■ Given data
◇ ◇ ◇
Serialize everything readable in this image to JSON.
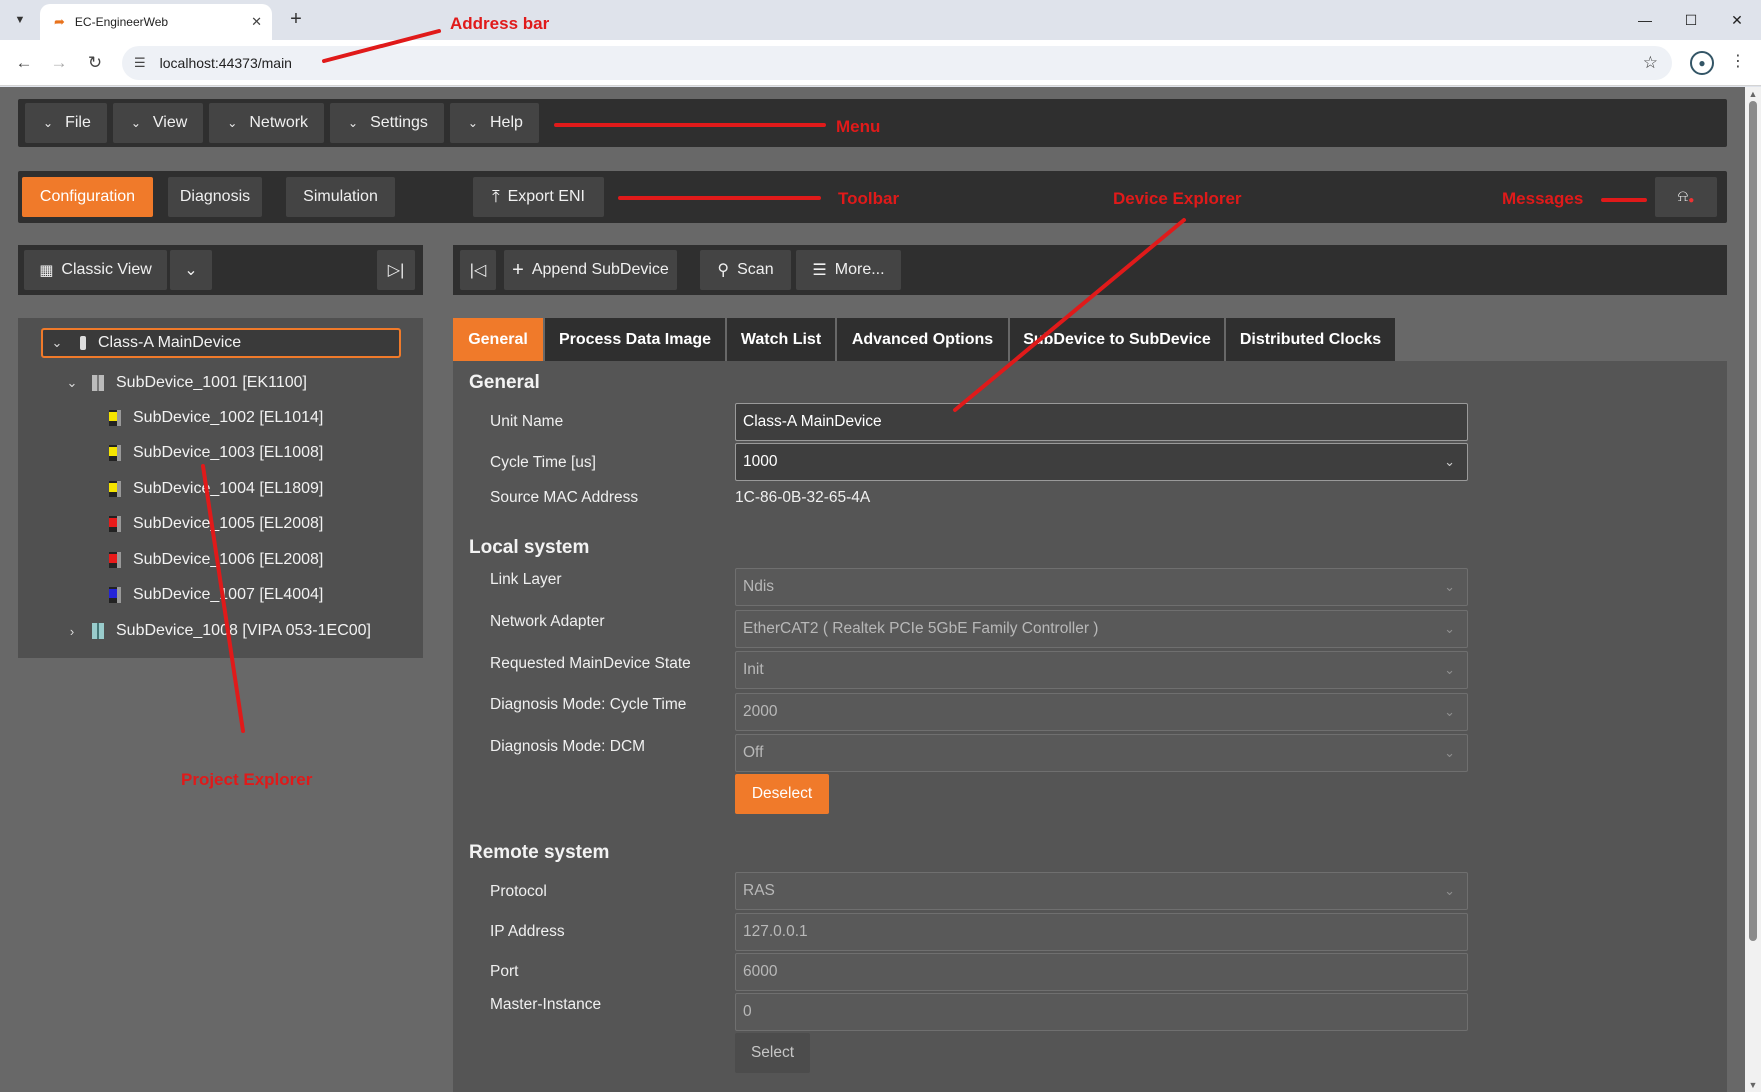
{
  "browser": {
    "tab_title": "EC-EngineerWeb",
    "url": "localhost:44373/main"
  },
  "menu": {
    "items": [
      {
        "label": "File"
      },
      {
        "label": "View"
      },
      {
        "label": "Network"
      },
      {
        "label": "Settings"
      },
      {
        "label": "Help"
      }
    ]
  },
  "toolbar": {
    "modes": [
      {
        "label": "Configuration",
        "active": true
      },
      {
        "label": "Diagnosis",
        "active": false
      },
      {
        "label": "Simulation",
        "active": false
      }
    ],
    "export_label": "Export ENI"
  },
  "project_explorer": {
    "view_label": "Classic View",
    "tree": [
      {
        "label": "Class-A MainDevice",
        "expanded": true,
        "selected": true
      },
      {
        "label": "SubDevice_1001 [EK1100]",
        "expanded": true
      },
      {
        "label": "SubDevice_1002 [EL1014]",
        "color": "#f5e400"
      },
      {
        "label": "SubDevice_1003 [EL1008]",
        "color": "#f5e400"
      },
      {
        "label": "SubDevice_1004 [EL1809]",
        "color": "#f5e400"
      },
      {
        "label": "SubDevice_1005 [EL2008]",
        "color": "#e81a1a"
      },
      {
        "label": "SubDevice_1006 [EL2008]",
        "color": "#e81a1a"
      },
      {
        "label": "SubDevice_1007 [EL4004]",
        "color": "#2424d8"
      },
      {
        "label": "SubDevice_1008 [VIPA 053-1EC00]",
        "expanded": false
      }
    ]
  },
  "device_explorer": {
    "actions": {
      "append": "Append SubDevice",
      "scan": "Scan",
      "more": "More..."
    },
    "tabs": [
      {
        "label": "General",
        "active": true
      },
      {
        "label": "Process Data Image"
      },
      {
        "label": "Watch List"
      },
      {
        "label": "Advanced Options"
      },
      {
        "label": "SubDevice to SubDevice"
      },
      {
        "label": "Distributed Clocks"
      }
    ],
    "general": {
      "title": "General",
      "unit_name_label": "Unit Name",
      "unit_name_value": "Class-A MainDevice",
      "cycle_time_label": "Cycle Time [us]",
      "cycle_time_value": "1000",
      "mac_label": "Source MAC Address",
      "mac_value": "1C-86-0B-32-65-4A"
    },
    "local_system": {
      "title": "Local system",
      "link_layer_label": "Link Layer",
      "link_layer_value": "Ndis",
      "adapter_label": "Network Adapter",
      "adapter_value": "EtherCAT2 ( Realtek PCIe 5GbE Family Controller )",
      "state_label": "Requested MainDevice State",
      "state_value": "Init",
      "diag_cycle_label": "Diagnosis Mode: Cycle Time",
      "diag_cycle_value": "2000",
      "diag_dcm_label": "Diagnosis Mode: DCM",
      "diag_dcm_value": "Off",
      "deselect_label": "Deselect"
    },
    "remote_system": {
      "title": "Remote system",
      "protocol_label": "Protocol",
      "protocol_value": "RAS",
      "ip_label": "IP Address",
      "ip_value": "127.0.0.1",
      "port_label": "Port",
      "port_value": "6000",
      "instance_label": "Master-Instance",
      "instance_value": "0",
      "select_label": "Select"
    }
  },
  "annotations": {
    "address_bar": "Address bar",
    "menu": "Menu",
    "toolbar": "Toolbar",
    "device_explorer": "Device Explorer",
    "messages": "Messages",
    "project_explorer": "Project Explorer"
  },
  "colors": {
    "accent": "#f07a2a",
    "annotation": "#e01a1a"
  }
}
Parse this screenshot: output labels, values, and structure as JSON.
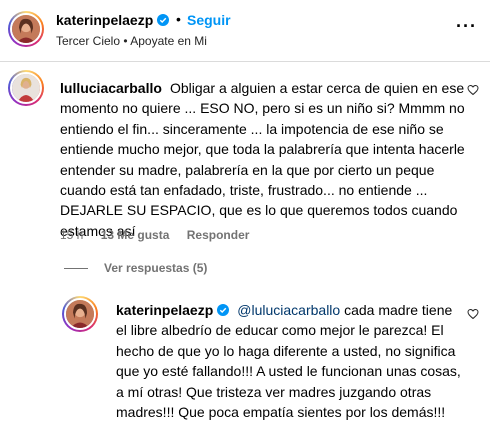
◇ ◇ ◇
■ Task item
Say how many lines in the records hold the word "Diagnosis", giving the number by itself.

■ Response for this exercise
3